Academic article
Abstract
Purpose

To explore the possible benefits of electromagnetic (EM) navigation versus conventional fluoroscopy during abdominal aortic endovascular procedures.


Methods

The study was performed on a phantom representing the abdominal aorta. Intraoperative cone beam computed tomography (CBCT) of the phantom was acquired and merged with a preoperative multidetector CT (MDCT). The CBCT was performed with a reference plate fixed to the phantom that, after merging the CBCT with the MDCT, facilitated registration of the MDCT volume with the EM space. An EM field generator was stationed near the phantom. Navigation software was used to display EM-tracked instruments within the 3D image volume. Fluoroscopy was performed using a C-arm system.
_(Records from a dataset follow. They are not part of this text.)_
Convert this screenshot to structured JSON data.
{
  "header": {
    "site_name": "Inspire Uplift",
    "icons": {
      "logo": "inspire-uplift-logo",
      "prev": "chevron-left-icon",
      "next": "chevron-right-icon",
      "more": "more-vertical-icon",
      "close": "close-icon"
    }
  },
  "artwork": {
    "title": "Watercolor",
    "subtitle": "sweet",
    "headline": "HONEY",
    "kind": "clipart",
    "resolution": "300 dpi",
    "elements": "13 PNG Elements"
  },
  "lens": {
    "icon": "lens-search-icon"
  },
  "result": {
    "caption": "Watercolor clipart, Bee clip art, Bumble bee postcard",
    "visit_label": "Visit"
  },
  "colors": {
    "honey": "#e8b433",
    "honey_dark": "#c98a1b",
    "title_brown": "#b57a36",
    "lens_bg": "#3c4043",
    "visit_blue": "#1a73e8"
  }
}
Five operators performed a series of renal artery cannulations using modified instruments, alternatingly using fluoroscopy or EM navigation as the sole guidance method. Cannulation durations and associated radiation dosages were noted along with the number of cannulations complicated by loss of guidewire insertion.


Results

A total of 120 cannulations were performed. The median cannulation durations were 41.5 and 34.5 s for the fluoroscopy- and EM-guided cannulations, respectively. No significant difference in cannulation duration was found between the two modalities (p = 0.736). Only EM navigation showed a significant reduction in cannulation duration in the latter half of its cannulation series compared with the first half (p = 0.004). The median dose area product for fluoroscopy was 0.0836 Gy cm 2
Gy cm2
. EM-guided cannulations required a one-time CBCT dosage of 3.0278 Gy cm 2
Gy cm2
. Three EM-guided and zero fluoroscopy-guided cannulations experienced loss of guidewire insertion.


Conclusion

Our findings indicate that EM navigation is not inferior to fluoroscopy in terms of the ability to guide endovascular interventions. Its utilization may be of particular interest in complex interventions where adequate visualization or minimal use of contrast agents is critical. In vivo studies featuring an optimized implementation of EM navigation should be conducted.
Language
English
Author(s)
Affiliation
  • Norwegian University of Science and Technology
  • St. Olavs Hospital, Trondheim University Hospital
  • SINTEF Digital / Health Research
Year
Published in
International Journal of Computer Assisted Radiology and Surgery
ISSN
1861-6410
Publisher
Springer
Volume
12
Issue
1
Page(s)
51 - 57